▶ WHAT YOU SHOULD DO
All of the listing is to be written out word for word, with the pictures left out.

====

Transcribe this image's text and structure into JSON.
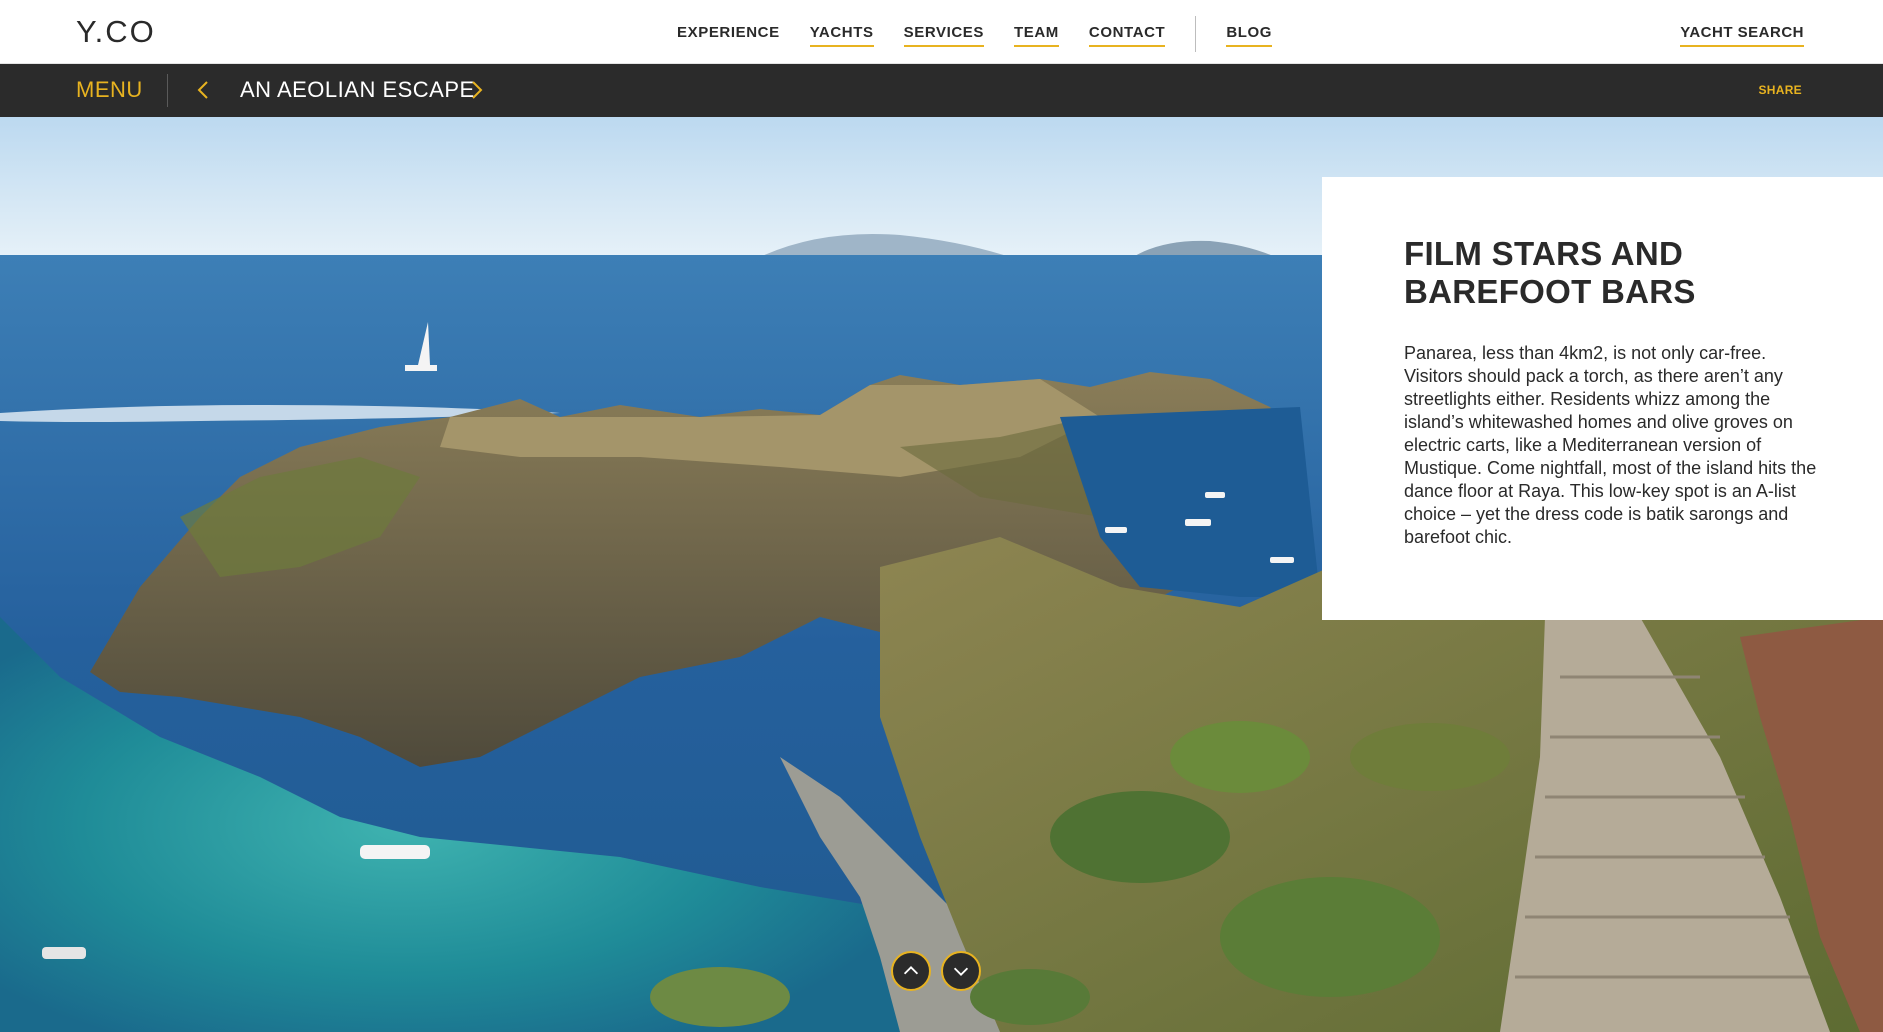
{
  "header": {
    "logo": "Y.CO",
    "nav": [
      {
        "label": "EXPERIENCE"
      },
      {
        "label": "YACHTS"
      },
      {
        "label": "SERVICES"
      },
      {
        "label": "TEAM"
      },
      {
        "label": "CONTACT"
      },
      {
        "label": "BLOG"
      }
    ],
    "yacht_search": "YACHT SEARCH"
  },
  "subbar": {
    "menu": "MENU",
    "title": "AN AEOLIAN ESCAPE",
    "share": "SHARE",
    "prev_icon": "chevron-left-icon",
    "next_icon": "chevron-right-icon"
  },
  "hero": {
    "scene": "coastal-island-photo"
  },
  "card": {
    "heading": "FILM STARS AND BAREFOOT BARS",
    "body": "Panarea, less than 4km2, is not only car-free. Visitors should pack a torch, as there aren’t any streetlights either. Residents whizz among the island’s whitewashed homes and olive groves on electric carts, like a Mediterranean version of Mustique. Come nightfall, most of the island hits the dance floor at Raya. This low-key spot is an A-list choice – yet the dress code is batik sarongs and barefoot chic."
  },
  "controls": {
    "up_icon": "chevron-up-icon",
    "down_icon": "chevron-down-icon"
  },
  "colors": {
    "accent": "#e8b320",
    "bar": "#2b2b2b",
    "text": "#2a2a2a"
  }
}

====

▶ YOUR RESPONSE
Transcribe this image's text and structure into JSON.
{
  "header": {
    "logo": "Y.CO",
    "nav": [
      {
        "label": "EXPERIENCE"
      },
      {
        "label": "YACHTS"
      },
      {
        "label": "SERVICES"
      },
      {
        "label": "TEAM"
      },
      {
        "label": "CONTACT"
      },
      {
        "label": "BLOG"
      }
    ],
    "yacht_search": "YACHT SEARCH"
  },
  "subbar": {
    "menu": "MENU",
    "title": "AN AEOLIAN ESCAPE",
    "share": "SHARE",
    "prev_icon": "chevron-left-icon",
    "next_icon": "chevron-right-icon"
  },
  "hero": {
    "scene": "coastal-island-photo"
  },
  "card": {
    "heading": "FILM STARS AND BAREFOOT BARS",
    "body": "Panarea, less than 4km2, is not only car-free. Visitors should pack a torch, as there aren’t any streetlights either. Residents whizz among the island’s whitewashed homes and olive groves on electric carts, like a Mediterranean version of Mustique. Come nightfall, most of the island hits the dance floor at Raya. This low-key spot is an A-list choice – yet the dress code is batik sarongs and barefoot chic."
  },
  "controls": {
    "up_icon": "chevron-up-icon",
    "down_icon": "chevron-down-icon"
  },
  "colors": {
    "accent": "#e8b320",
    "bar": "#2b2b2b",
    "text": "#2a2a2a"
  }
}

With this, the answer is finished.